Page tree


Author: Alicia Webb
Contributor: John Edgoose

There are a number of factors to consider when determining the best renewable energy project for a community. The two most important things to consider are, what energy sources are most available in your region, and how much will it cost to generate the amount of energy your community wants to produce.

Many of your considerations will be interconnected and will interact to shape the way your project develops. There is often no clear-cut answer and trade-offs will have to be made.

Main topics covered in this article include:

Renewable Energy Resources

The first and most important thing to consider is what resources are most abundant in your region. It is relatively easy to predict your solar resource, however other types of renewable energy can be more complicated and may require some research.

The availability of a renewable resource will dictate your technology selection and will significantly affect the financial viability of your project.

Resource maps

A good place to start considering the best energy resource for your town is the National Renewable Energy Atlas, available at the Department of the Environment, Water, Heritage and Arts.

Some state governments have also produced renewable energy maps.
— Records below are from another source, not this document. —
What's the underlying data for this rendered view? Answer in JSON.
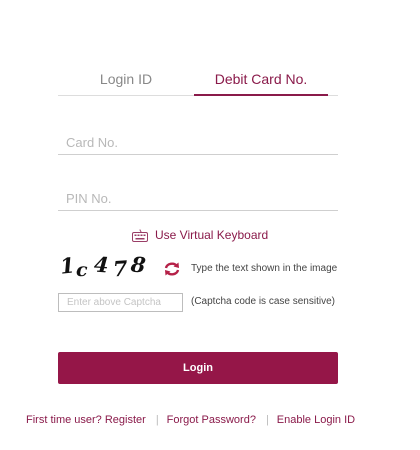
{
  "tabs": {
    "login_id": "Login ID",
    "debit_card": "Debit Card No."
  },
  "form": {
    "card_placeholder": "Card No.",
    "pin_placeholder": "PIN No.",
    "virtual_keyboard_label": "Use Virtual Keyboard",
    "virtual_keyboard_icon": "keyboard-icon",
    "captcha_characters": [
      "1",
      "c",
      "4",
      "7",
      "8"
    ],
    "refresh_icon": "refresh-icon",
    "captcha_hint": "Type the text shown in the image",
    "captcha_placeholder": "Enter above Captcha",
    "case_note": "(Captcha code is case sensitive)",
    "login_button": "Login"
  },
  "footer": {
    "register": "First time user? Register",
    "forgot_password": "Forgot Password?",
    "enable_login_id": "Enable Login ID",
    "separator": "|"
  },
  "colors": {
    "brand": "#951648",
    "link": "#8a1a4a",
    "muted_text": "#888888",
    "border": "#cfcfcf"
  }
}
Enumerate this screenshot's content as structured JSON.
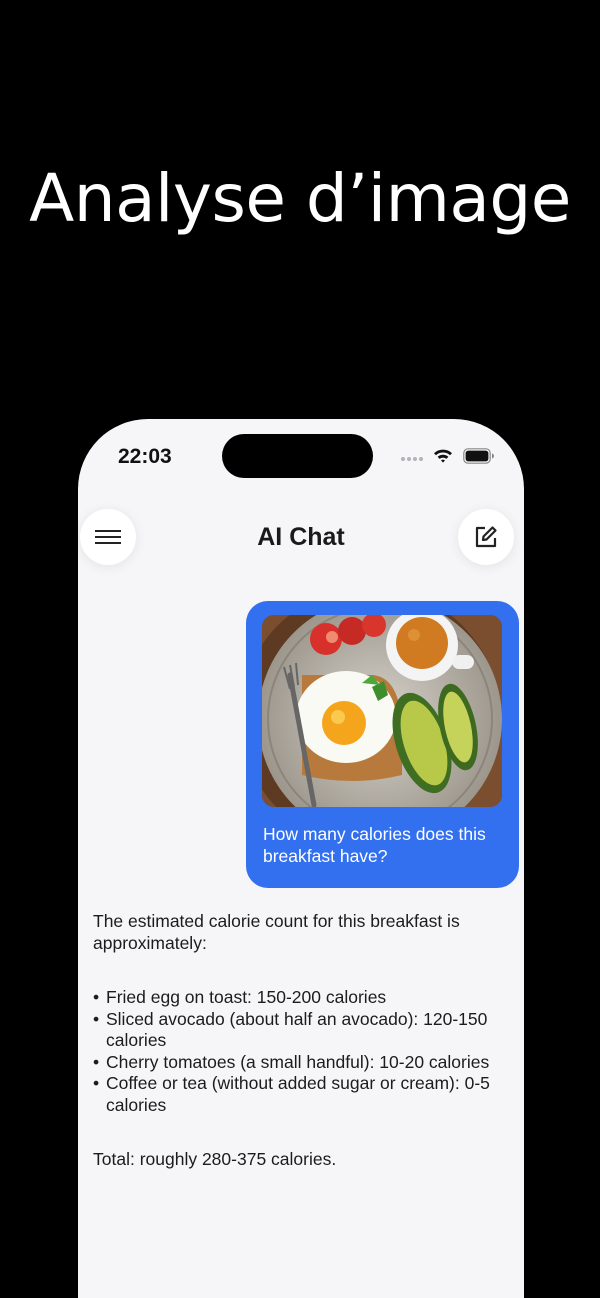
{
  "promo": {
    "headline": "Analyse d’image"
  },
  "status_bar": {
    "time": "22:03"
  },
  "header": {
    "title": "AI Chat"
  },
  "icons": {
    "menu": "hamburger-menu-icon",
    "compose": "compose-icon",
    "wifi": "wifi-icon",
    "battery": "battery-icon"
  },
  "colors": {
    "user_bubble": "#3370f0",
    "background": "#f6f6f8"
  },
  "conversation": {
    "user_message": {
      "image": "breakfast-photo",
      "text": "How many calories does this breakfast have?"
    },
    "ai_message": {
      "intro": "The estimated calorie count for this breakfast is approximately:",
      "items": [
        "Fried egg on toast: 150-200 calories",
        "Sliced avocado (about half an avocado): 120-150 calories",
        "Cherry tomatoes (a small handful): 10-20 calories",
        "Coffee or tea (without added sugar or cream): 0-5 calories"
      ],
      "total": "Total: roughly 280-375 calories."
    }
  }
}
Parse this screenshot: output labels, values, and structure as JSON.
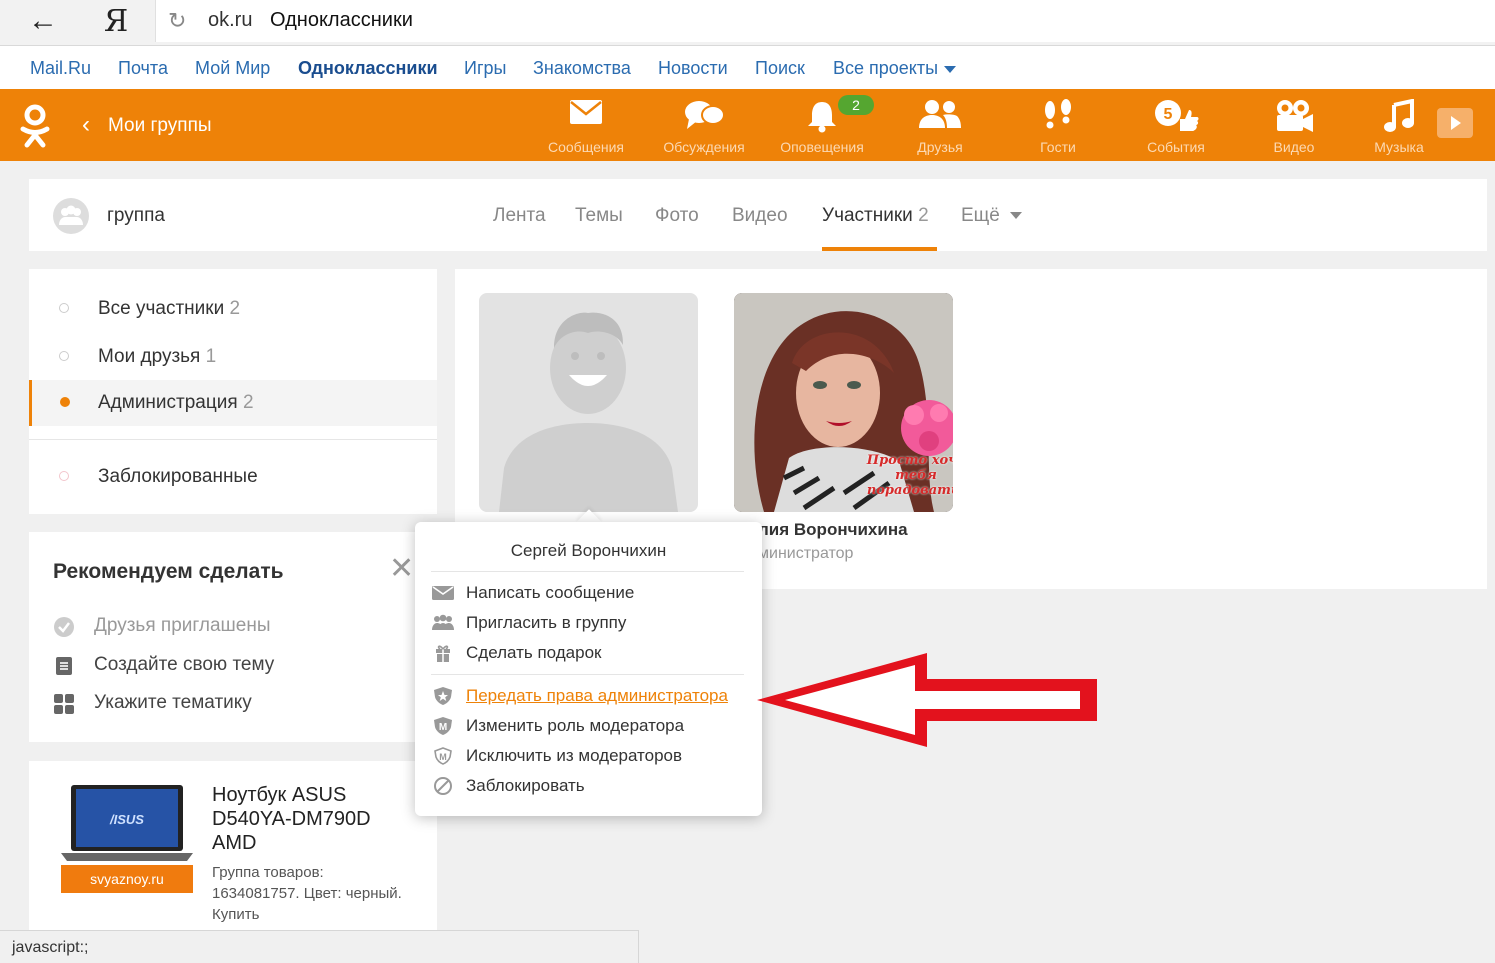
{
  "browser": {
    "back_icon": "←",
    "logo": "Я",
    "reload_icon": "↻",
    "url_domain": "ok.ru",
    "url_title": "Одноклассники"
  },
  "portal_nav": {
    "items": [
      "Mail.Ru",
      "Почта",
      "Мой Мир",
      "Одноклассники",
      "Игры",
      "Знакомства",
      "Новости",
      "Поиск",
      "Все проекты"
    ],
    "active": "Одноклассники"
  },
  "toolbar": {
    "back_icon": "‹",
    "section_title": "Мои группы",
    "accent_color": "#ee8208",
    "items": [
      {
        "label": "Сообщения",
        "icon": "envelope-icon"
      },
      {
        "label": "Обсуждения",
        "icon": "discussions-icon"
      },
      {
        "label": "Оповещения",
        "icon": "bell-icon"
      },
      {
        "label": "Друзья",
        "icon": "friends-icon"
      },
      {
        "label": "Гости",
        "icon": "footprints-icon"
      },
      {
        "label": "События",
        "icon": "events-icon"
      },
      {
        "label": "Видео",
        "icon": "video-camera-icon"
      },
      {
        "label": "Музыка",
        "icon": "music-note-icon"
      }
    ],
    "notifications_badge": "2"
  },
  "group": {
    "name": "группа",
    "tabs": [
      {
        "label": "Лента",
        "count": ""
      },
      {
        "label": "Темы",
        "count": ""
      },
      {
        "label": "Фото",
        "count": ""
      },
      {
        "label": "Видео",
        "count": ""
      },
      {
        "label": "Участники",
        "count": "2"
      },
      {
        "label": "Ещё",
        "count": ""
      }
    ],
    "active_tab": "Участники"
  },
  "filters": {
    "items": [
      {
        "label": "Все участники",
        "count": "2"
      },
      {
        "label": "Мои друзья",
        "count": "1"
      },
      {
        "label": "Администрация",
        "count": "2"
      },
      {
        "label": "Заблокированные",
        "count": ""
      }
    ],
    "active": "Администрация"
  },
  "recommend": {
    "title": "Рекомендуем сделать",
    "close_icon": "✕",
    "items": [
      {
        "label": "Друзья приглашены",
        "icon": "check-circle-icon",
        "done": true
      },
      {
        "label": "Создайте свою тему",
        "icon": "document-icon",
        "done": false
      },
      {
        "label": "Укажите тематику",
        "icon": "grid-icon",
        "done": false
      }
    ]
  },
  "ad": {
    "badge": "svyaznoy.ru",
    "laptop_brand": "/ISUS",
    "title": "Ноутбук ASUS D540YA-DM790D AMD",
    "description": "Группа товаров: 1634081757. Цвет: черный. Купить"
  },
  "members": {
    "second_name_visible": "лия Ворончихина",
    "second_role_visible": "министратор",
    "photo_caption": "Просто хочу тебя порадовать!"
  },
  "popup": {
    "name": "Сергей Ворончихин",
    "group1": [
      {
        "label": "Написать сообщение",
        "icon": "envelope-icon"
      },
      {
        "label": "Пригласить в группу",
        "icon": "invite-users-icon"
      },
      {
        "label": "Сделать подарок",
        "icon": "gift-icon"
      }
    ],
    "group2": [
      {
        "label": "Передать права администратора",
        "icon": "shield-star-icon"
      },
      {
        "label": "Изменить роль модератора",
        "icon": "shield-m-icon"
      },
      {
        "label": "Исключить из модераторов",
        "icon": "shield-m-outline-icon"
      },
      {
        "label": "Заблокировать",
        "icon": "block-icon"
      }
    ]
  },
  "status_bar": {
    "text": "javascript:;"
  }
}
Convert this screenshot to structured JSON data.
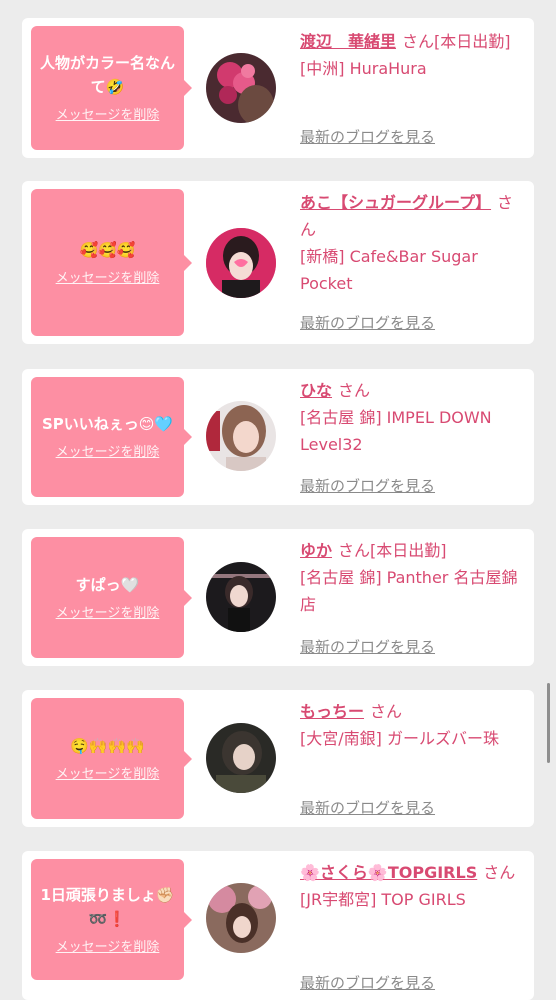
{
  "cards": [
    {
      "message": "人物がカラー名なんて🤣",
      "delete_label": "メッセージを削除",
      "name": "渡辺　華緒里",
      "suffix": "さん",
      "status": "[本日出勤]",
      "shop": "[中洲] HuraHura",
      "blog_label": "最新のブログを見る"
    },
    {
      "message": "🥰🥰🥰",
      "delete_label": "メッセージを削除",
      "name": "あこ【シュガーグループ】",
      "suffix": "さん",
      "status": "",
      "shop": "[新橋] Cafe&Bar Sugar Pocket",
      "blog_label": "最新のブログを見る"
    },
    {
      "message": "SPいいねぇっ😊🩵",
      "delete_label": "メッセージを削除",
      "name": "ひな",
      "suffix": "さん",
      "status": "",
      "shop": "[名古屋 錦] IMPEL DOWN Level32",
      "blog_label": "最新のブログを見る"
    },
    {
      "message": "すぱっ🤍",
      "delete_label": "メッセージを削除",
      "name": "ゆか",
      "suffix": "さん",
      "status": "[本日出勤]",
      "shop": "[名古屋 錦] Panther 名古屋錦店",
      "blog_label": "最新のブログを見る"
    },
    {
      "message": "🤤🙌🙌🙌",
      "delete_label": "メッセージを削除",
      "name": "もっちー",
      "suffix": "さん",
      "status": "",
      "shop": "[大宮/南銀] ガールズバー珠",
      "blog_label": "最新のブログを見る"
    },
    {
      "message": "1日頑張りましょ✊🏻➿❗️",
      "delete_label": "メッセージを削除",
      "name": "🌸さくら🌸TOPGIRLS",
      "suffix": "さん",
      "status": "",
      "shop": "[JR宇都宮] TOP GIRLS",
      "blog_label": "最新のブログを見る"
    }
  ],
  "colors": {
    "page_bg": "#ececec",
    "bubble": "#fd8fa3",
    "accent_text": "#d84a72",
    "link_gray": "#8a8a8a"
  }
}
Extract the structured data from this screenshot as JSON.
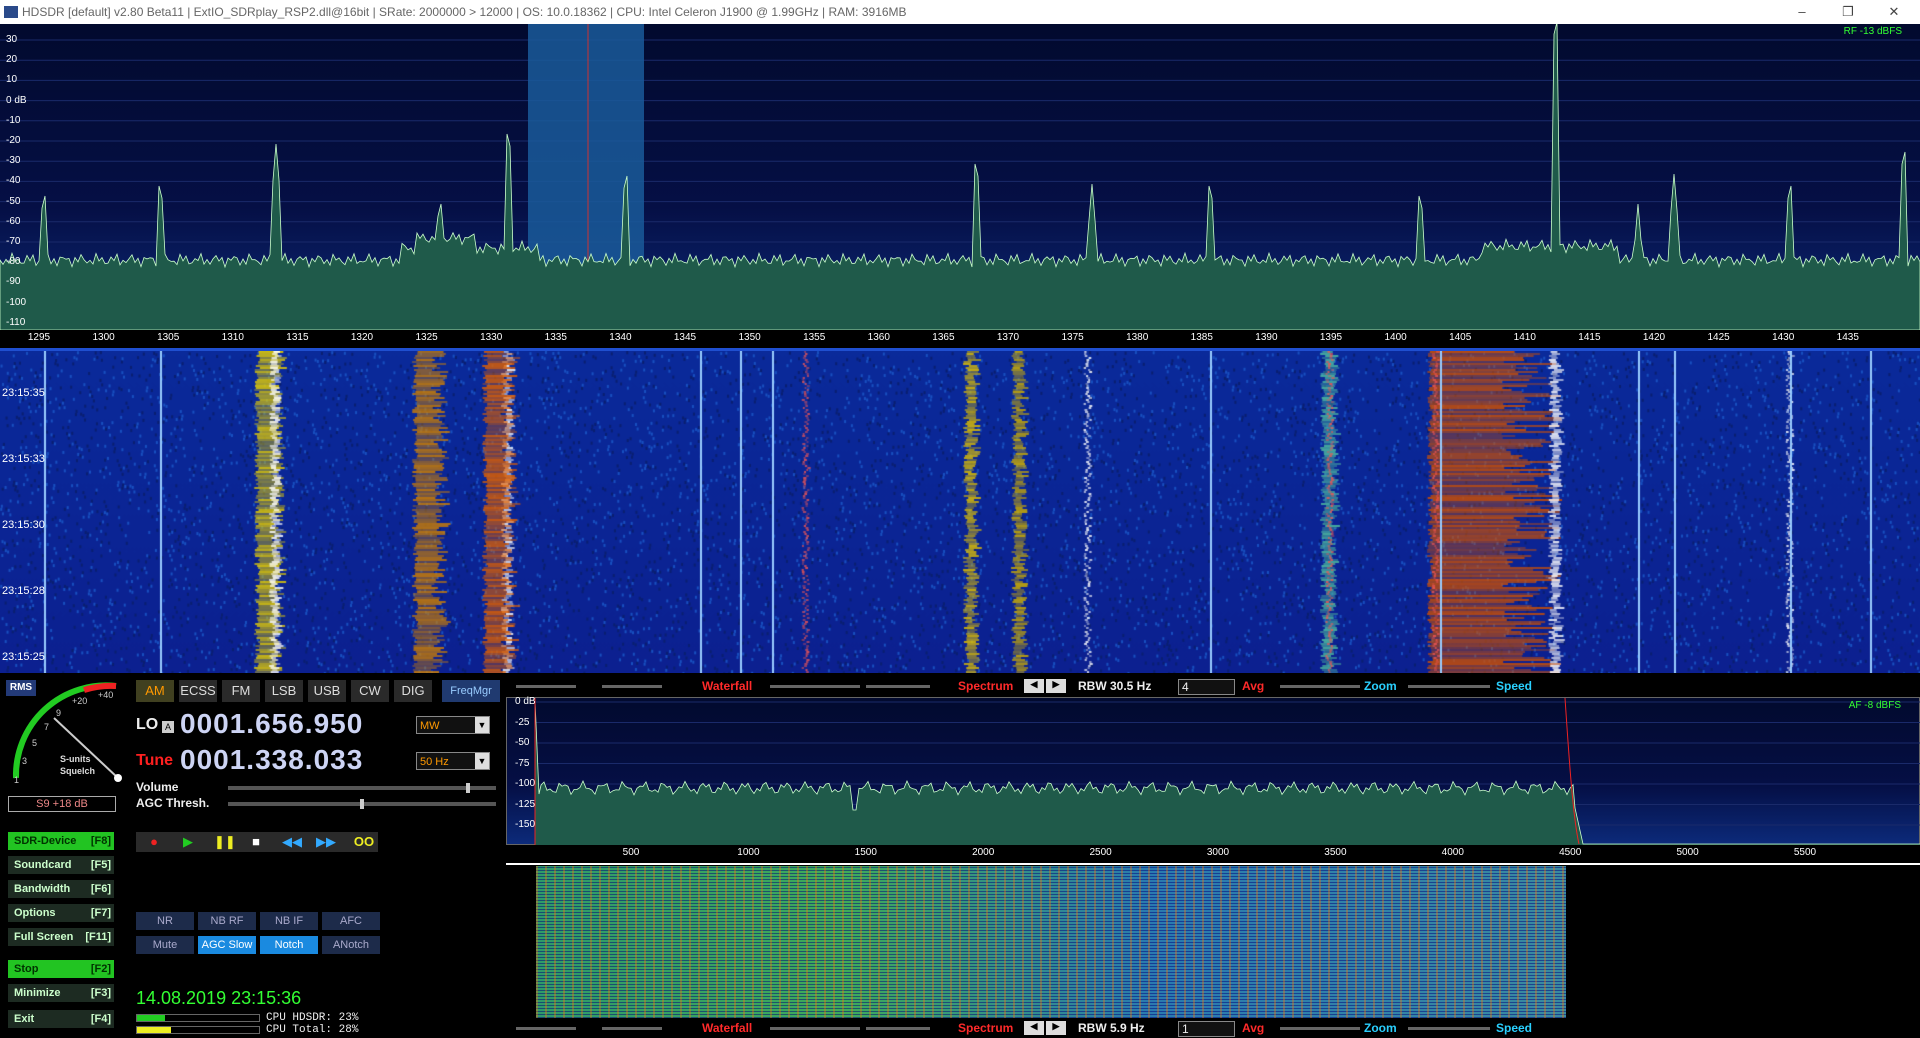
{
  "titlebar": {
    "title": "HDSDR  [default]  v2.80 Beta11  |  ExtIO_SDRplay_RSP2.dll@16bit  |  SRate: 2000000 > 12000  |  OS: 10.0.18362   |  CPU: Intel Celeron  J1900  @ 1.99GHz  |  RAM: 3916MB",
    "min": "–",
    "restore": "❐",
    "close": "✕"
  },
  "rf": {
    "level": "RF -13 dBFS",
    "db_labels": [
      "30",
      "20",
      "10",
      "0 dB",
      "-10",
      "-20",
      "-30",
      "-40",
      "-50",
      "-60",
      "-70",
      "-80",
      "-90",
      "-100",
      "-110"
    ],
    "freq_labels": [
      "1295",
      "1300",
      "1305",
      "1310",
      "1315",
      "1320",
      "1325",
      "1330",
      "1335",
      "1340",
      "1345",
      "1350",
      "1355",
      "1360",
      "1365",
      "1370",
      "1375",
      "1380",
      "1385",
      "1390",
      "1395",
      "1400",
      "1405",
      "1410",
      "1415",
      "1420",
      "1425",
      "1430",
      "1435"
    ],
    "time_labels": [
      "23:15:35",
      "23:15:33",
      "23:15:30",
      "23:15:28",
      "23:15:25"
    ]
  },
  "meter": {
    "rms": "RMS",
    "scale": [
      "1",
      "3",
      "5",
      "7",
      "9",
      "+20",
      "+40"
    ],
    "caption1": "S-units",
    "caption2": "Squelch",
    "reading": "S9 +18 dB"
  },
  "side_buttons": [
    {
      "label": "SDR-Device",
      "key": "[F8]",
      "on": true
    },
    {
      "label": "Soundcard",
      "key": "[F5]",
      "on": false
    },
    {
      "label": "Bandwidth",
      "key": "[F6]",
      "on": false
    },
    {
      "label": "Options",
      "key": "[F7]",
      "on": false
    },
    {
      "label": "Full Screen",
      "key": "[F11]",
      "on": false
    },
    {
      "label": "Stop",
      "key": "[F2]",
      "on": true
    },
    {
      "label": "Minimize",
      "key": "[F3]",
      "on": false
    },
    {
      "label": "Exit",
      "key": "[F4]",
      "on": false
    }
  ],
  "modes": [
    "AM",
    "ECSS",
    "FM",
    "LSB",
    "USB",
    "CW",
    "DIG"
  ],
  "freqmgr": "FreqMgr",
  "lo": {
    "label": "LO",
    "badge": "A",
    "value": "0001.656.950",
    "band": "MW"
  },
  "tune": {
    "label": "Tune",
    "value": "0001.338.033",
    "step": "50 Hz"
  },
  "volume": {
    "label": "Volume",
    "level": 0.9
  },
  "agc": {
    "label": "AGC Thresh.",
    "level": 0.5
  },
  "transport": [
    "●",
    "▶",
    "❚❚",
    "■",
    "◀◀",
    "▶▶",
    "OO"
  ],
  "dsp_row1": [
    "NR",
    "NB RF",
    "NB IF",
    "AFC"
  ],
  "dsp_row2": [
    "Mute",
    "AGC Slow",
    "Notch",
    "ANotch"
  ],
  "datetime": "14.08.2019 23:15:36",
  "cpu": {
    "hdsdr": "CPU HDSDR: 23%",
    "total": "CPU Total: 28%"
  },
  "ctrl_top": {
    "waterfall": "Waterfall",
    "spectrum": "Spectrum",
    "rbw": "RBW 30.5 Hz",
    "avg_val": "4",
    "avg": "Avg",
    "zoom": "Zoom",
    "speed": "Speed"
  },
  "ctrl_bottom": {
    "waterfall": "Waterfall",
    "spectrum": "Spectrum",
    "rbw": "RBW  5.9 Hz",
    "avg_val": "1",
    "avg": "Avg",
    "zoom": "Zoom",
    "speed": "Speed"
  },
  "af": {
    "level": "AF  -8 dBFS",
    "db_labels": [
      "0 dB",
      "-25",
      "-50",
      "-75",
      "-100",
      "-125",
      "-150"
    ],
    "freq_labels": [
      "500",
      "1000",
      "1500",
      "2000",
      "2500",
      "3000",
      "3500",
      "4000",
      "4500",
      "5000",
      "5500"
    ]
  },
  "colors": {
    "accent_green": "#22c422",
    "tune_red": "#ff2020",
    "waterfall_label": "#ff2a2a",
    "spectrum_label": "#ff2a2a",
    "speed_label": "#2ad0ff"
  }
}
For example:

It's worthwhile to run an internet search for your most relevant map as more states are developing and publishing similar maps all the time.

How much energy do you want to produce?

A second important consideration in what type of project to build, is how much energy you want to produce. To estimate the energy used by your town or region, you can look at energy bills from 'typical' households, and household numbers from your local council.

Here are some very approximate numbers to use as a rule of thumb:


MW installed




Solar PV



















  • Average household energy use is 15 kWh/day (this varies a lot so is worth estimating more accurately for your town or region.
  • Wind farm capacity factor is 35%
  • Solar panel capacity factor is 18% (Based on Sydney and varies with your location)
  • Bioenergy plant capacity factor is 75%

Technology review with costings

The third important task at this stage is to get an idea of how much it will cost you to generate the amount of energy your community wants. It's important to do some general research into the types of technologies available and their capital costs. Energy efficiency, generator sizes and prices are always changing just like any technology including computers and televisions. You can refer to the technology articles on this wiki for an overview.

Prices at this stage will be approximate of course, but you might be able to find some general numbers for a project similar to what you are investigating that is already operating in Australia or overseas.

The most economical technology for your region is the lowest cost way of producing the desired energy output. Of course, you will need to consider social impacts too.

Considerations for your community

Choosing the right renewable energy project for your community is about more than just economics. Such a decision takes into account geography, land use, and community attitudes.

It is often worth producing numerous pre-feasibility studies with some basic cost/benefit analysis.

Pre-feasibility studies

It might be obvious if your town is very sunny (like Mildura) or very windy (like south west Victoria). If not - you may have to investigate further.

When deciding on the best type of project for your community it is a good idea to write pre-feasibility studies on various technologies. If your group has plenty of money you can hire expert consultants to write these reports. However, at this early stage it is also possible to do a lot of research yourself.

The things you need to consider carefully for each technology are:

  • Availability of energy resource in your area
  • Installed plant capacity required to meet your demand
  • Benefits and challenges regarding the technology for each of the following aspects:
    • Environment
    • Social
    • Economic

As you begin researching and considering the various pros and cons of different technologies and project sizes, it may help to read the following articles and report templates:

Pre-feasibility study example - Hopetoun, Victoria

In 2005, a group in Hopetoun, Victoria received funding through Sustainability Victoria to undertake a Pre-Feasibility Study into renewable energy options for the town. The research was to determine the amount and quality of renewable resources that are available to Hopetoun to generate its own renewable energy. The research focused on biomass, wind, solar and geothermal resources.

The study surveyed Hopetoun's current and projected power demand, collected solar data, wind speed data, biomass potential, investigated potential local alternative renewable energy technologies, and developed a model for other communities to apply in such studies. This report can be read here.

More information

Hopetoun renewables pre-feasibility report

Solar park: getting started
Basics of bioenergy